What do Boko Haram want?
There is much talk here in Nigeria of the world’s muted response to the latest outrage by the Boko Haram Islamic insurgents who sacked the entire town of Baga in the beleaguered north-east while any number of heads of state gathered in Paris to mourn the deaths of 17 French citizens. Double standards? Perhaps. But if so, what should we say about the silence of President Goodluck Jonathan in the face of the wholesale slaughter of his citizens – 2000 according to initial reports; 150 according to the government – even as his French counterpart was to be seen everywhere exhorting his people to stand firm? Nine months ago, when Boko Haram abducted more than 200 schoolgirls, it took the president nearly three weeks to acknowledge that anything had happened.
Nobody knows what Boko Haram want and perhaps they don’t know themselves. We only know what they don’t want, most famously ‘Western’ education. When they first upped the ante in late 2010, eight years after they announced themselves, they targeted churches, police stations and army barracks, along with the UN building in Abuja. This made sense of sorts but in 2013 they started killing Muslims in the north. Since they began their ‘armed struggle’, Boko Haram have killed around 5000 people and displaced 300,000, but these figures are guesswork; nobody really knows. Last week they killed 19 people in Maiduguri, the capital of Borno State, where the surviving Baga residents had fled, using a bomb strapped to a 10-year-old girl which they detonated by remote control.
As I wrote last year, there are many who believe that Boko Haram is the armed wing of the northern Muslim political establishment, smarting from the accidental ascendancy of Jonathan, a Christian from the oil-producing Niger Delta in the south. Last June, the Northern Elders Forum issued a communiqué which begins by asserting that the north laments the ‘dangerous trend’ by the Jonathan administration ‘aimed at weakening the determination of the North to reclaim its traditional position of providing leadership for the Nigerian polity’. After taking a swipe at the traitors among them who have fallen for Jonathan’s divide and rule tactics, it reiterates the long-held belief that the North has a divine right to rule (‘it is the almighty that has destined it so’) as the only way to keep the country ‘stable and secure’.
Nigeria is now unstable and insecure and Jonathan’s authority has suffered badly as a result, although in this as in so much else he didn’t need much help. After corruption, insecurity is voters’ main concern as we approach next month’s elections.

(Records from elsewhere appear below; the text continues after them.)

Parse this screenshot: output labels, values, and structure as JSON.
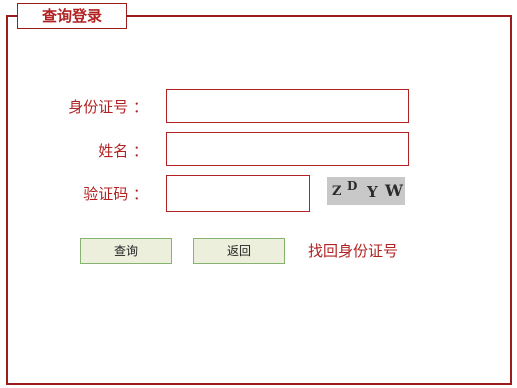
{
  "panel": {
    "title": "查询登录"
  },
  "form": {
    "id_label": "身份证号 ：",
    "id_value": "",
    "name_label": "姓名 ：",
    "name_value": "",
    "captcha_label": "验证码 ：",
    "captcha_value": "",
    "captcha_chars": [
      "Z",
      "D",
      "Y",
      "W"
    ]
  },
  "actions": {
    "query_label": "查询",
    "back_label": "返回",
    "recover_label": "找回身份证号"
  },
  "colors": {
    "accent": "#b22222",
    "border": "#9b1c1c",
    "button_bg": "#ecefdc",
    "button_border": "#86b470",
    "captcha_bg": "#c8c8c8"
  }
}
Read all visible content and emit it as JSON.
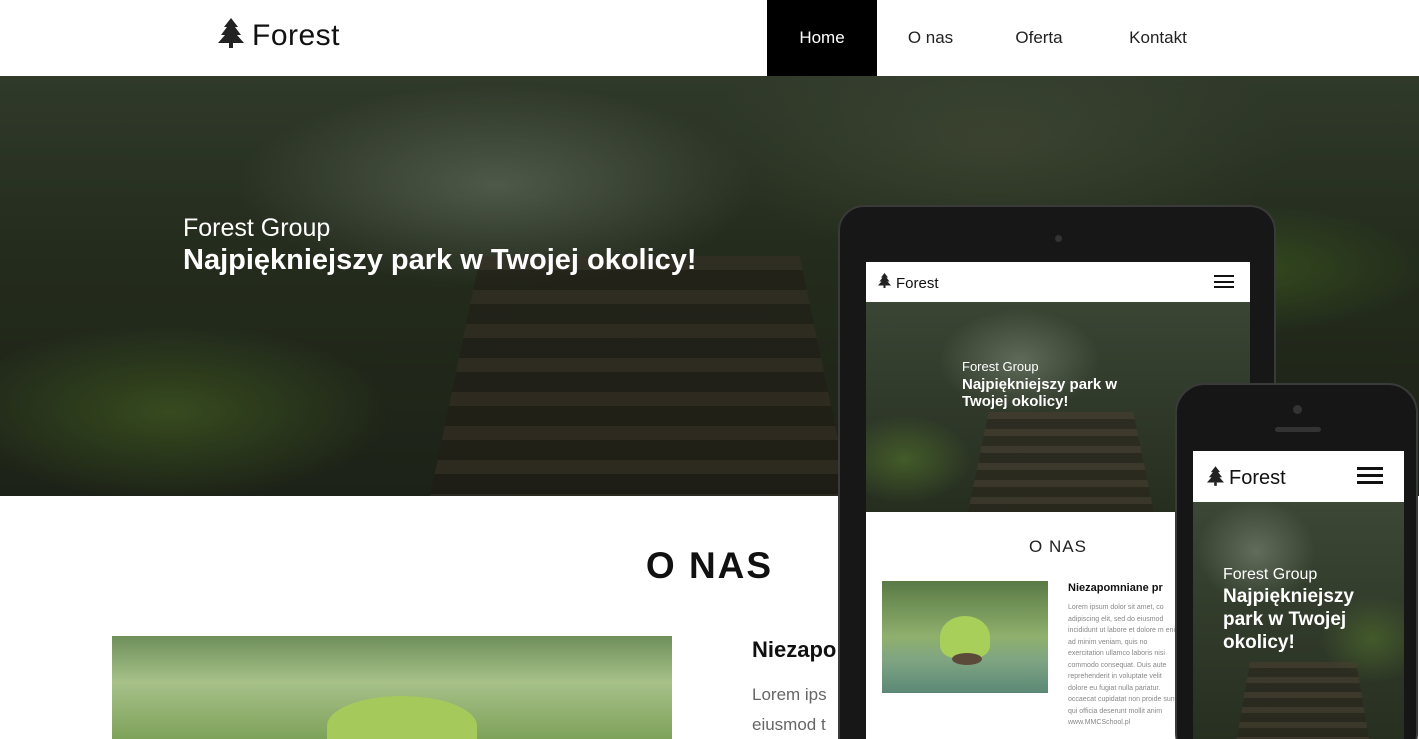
{
  "nav": {
    "brand": "Forest",
    "brand_icon": "tree-icon",
    "items": [
      {
        "label": "Home",
        "active": true
      },
      {
        "label": "O nas",
        "active": false
      },
      {
        "label": "Oferta",
        "active": false
      },
      {
        "label": "Kontakt",
        "active": false
      }
    ]
  },
  "hero": {
    "subtitle": "Forest Group",
    "title": "Najpiękniejszy park w Twojej okolicy!"
  },
  "about": {
    "heading": "O NAS",
    "title": "Niezapo",
    "text_line1": "Lorem ips",
    "text_line2": "eiusmod t"
  },
  "tablet": {
    "brand": "Forest",
    "hero_subtitle": "Forest Group",
    "hero_title": "Najpiękniejszy park w Twojej okolicy!",
    "about_heading": "O NAS",
    "about_title": "Niezapomniane pr",
    "about_text": "Lorem ipsum dolor sit amet, co adipiscing elit, sed do eiusmod incididunt ut labore et dolore m enim ad minim veniam, quis no exercitation ullamco laboris nisi commodo consequat. Duis aute reprehenderit in voluptate velit dolore eu fugiat nulla pariatur. occaecat cupidatat non proide sunt qui officia deserunt mollit anim www.MMCSchool.pl"
  },
  "phone": {
    "brand": "Forest",
    "hero_subtitle": "Forest Group",
    "hero_title": "Najpiękniejszy park w Twojej okolicy!"
  },
  "colors": {
    "nav_active_bg": "#000000",
    "text": "#111111",
    "muted_text": "#666666"
  }
}
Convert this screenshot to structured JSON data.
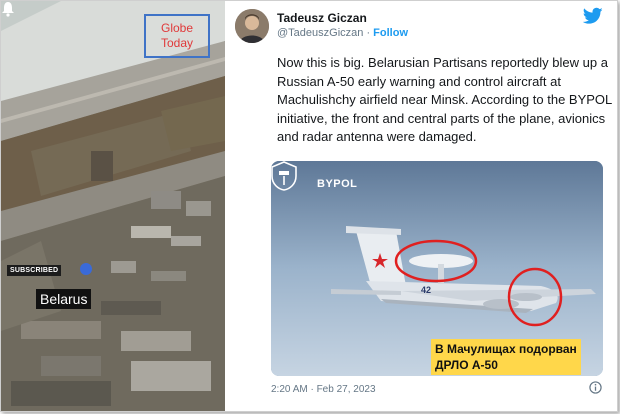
{
  "satellite": {
    "watermark_line1": "Globe",
    "watermark_line2": "Today",
    "subscribed_label": "SUBSCRIBED",
    "location_label": "Belarus"
  },
  "tweet": {
    "author_name": "Tadeusz Giczan",
    "author_handle": "@TadeuszGiczan",
    "separator": "·",
    "follow_label": "Follow",
    "body": "Now this is big. Belarusian Partisans reportedly blew up a Russian A-50 early warning and control aircraft at Machulishchy airfield near Minsk. According to the BYPOL initiative, the front and central parts of the plane, avionics and radar antenna were damaged.",
    "timestamp": "2:20 AM · Feb 27, 2023"
  },
  "media": {
    "brand": "BYPOL",
    "caption_line1": "В Мачулищах подорван",
    "caption_line2": "ДРЛО А-50",
    "aircraft_marking": "42"
  },
  "colors": {
    "twitter_blue": "#1d9bf0",
    "caption_yellow": "#ffd74a",
    "highlight_red": "#e02020",
    "watermark_red": "#e0393a",
    "watermark_border": "#3f73c7"
  }
}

Defeating Jonathan at the polls ought to be easy enough, except that his only challenger, Muhammadu Buhari, is – or was – a Boko Haram sympathiser. He is also a retired general and former military head of state. In May 2013, he compared Boko Haram with Niger Delta militants in the 1990s:
When the Niger Delta militants started their activities in the South-South, they were invited by the late President Umaru Yar’Adua. An aircraft was sent to them and their leaders met with the late President in Aso Rock and discussed issues. They were given money and a training scheme was introduced for their members. But when the Boko Haram emerged in the North, members of the sect were killed.
Buhari has more recently been distancing himself from ‘these barbaric purveyors of terror’, but comparing the militants with Boko Haram was grotesque. For one thing, the Niger delta militants never killed anyone but soldiers. (As with Boko Haram now, troops often ran away when they weren’t colluding with the enemy. It’s hard to blame them. The rank and file complain ceaselessly that they are ill-equipped to fight against better armed insurgents because their generals loot the over-bloated security budget.) For another, they were fighting a clear injustice, which culminated in the 1995 judicial murder of Ken Saro-Wiwa and his fellow Ogoni activists at the hands of General Sani Abacha (who the previous year had appointed Buhari chairman of the Petroleum Trust Fund). As head of state ten years earlier, Buhari had passed a retroactive decree – also in defiance of world opinion – that led to the execution of three men. And yet the Niger Delta militants have come out publicly to endorse him against Jonathan. There could hardly be a more damming assessment of the incumbent.